Freddy (Robert Englund), making his eighth appearance, meets up with Jason (Ken Kirzinger) in his thirteenth outing in Ronny Yu's film. Both are in hell but Freddy has lost his powers; the teens of Elm Street have forgotten about him and if they don't dream, he cannot stalk them. But if he can send Jason to his old haunts to start killing, Freddy can be remembered and take over his rightful place as slaughterer-in-chief. Unfortunately, Jason gets to enjoy his role too much and Freddy must teach him a lesson.
In the same way that, in the 40s, Dracula, Frankenstein and the Wolf Man ended up in The House of Frankenstein while in the 60s, Godzilla did battle with King Kong, the meeting of monsters is nothing new with, of course, the potential to double the audience. But Yu, best known for his all-action martial arts films, brings a certain levity to this; Jason and Freddy bicker over teen-slaying rights like an old married couple.

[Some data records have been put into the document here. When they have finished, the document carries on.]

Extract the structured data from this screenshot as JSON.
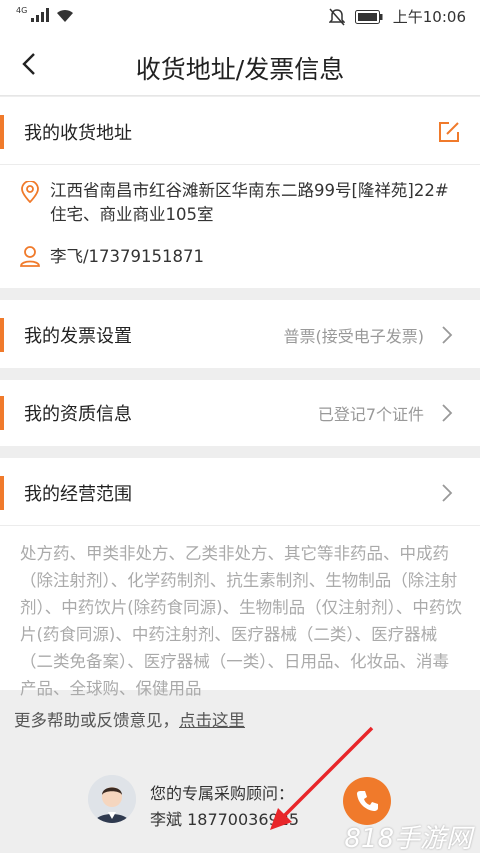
{
  "status_bar": {
    "network": "4G",
    "time": "上午10:06"
  },
  "header": {
    "title": "收货地址/发票信息"
  },
  "address_section": {
    "title": "我的收货地址",
    "address_line1": "江西省南昌市红谷滩新区华南东二路99号[隆祥苑]22#",
    "address_line2": "住宅、商业商业105室",
    "contact": "李飞/17379151871"
  },
  "invoice_section": {
    "title": "我的发票设置",
    "value": "普票(接受电子发票)"
  },
  "qualification_section": {
    "title": "我的资质信息",
    "value": "已登记7个证件"
  },
  "business_scope_section": {
    "title": "我的经营范围",
    "text": "处方药、甲类非处方、乙类非处方、其它等非药品、中成药（除注射剂）、化学药制剂、抗生素制剂、生物制品（除注射剂）、中药饮片(除药食同源)、生物制品（仅注射剂）、中药饮片(药食同源)、中药注射剂、医疗器械（二类）、医疗器械（二类免备案）、医疗器械（一类）、日用品、化妆品、消毒产品、全球购、保健用品"
  },
  "help": {
    "prefix": "更多帮助或反馈意见，",
    "link": "点击这里"
  },
  "advisor": {
    "label": "您的专属采购顾问：",
    "contact": "李斌 18770036925"
  },
  "watermark": "818手游网",
  "colors": {
    "accent": "#f07a2b",
    "annotation_arrow": "#e8262a"
  }
}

The teens (including Monica Keena from Dawson's Creek, Kelly Rowland from Destiny's Child, Jason Ritter and Chris Marquette) are largely there to look good, die horribly and, in their afterlife, explain the plotting but the battle royale at the end belongs to two icons of the slasher genre. New Line, who bought the rights to the Freddy franchise, could do worse than see if Miramax are ready to sell Halloween and then Michael Myers can join the party.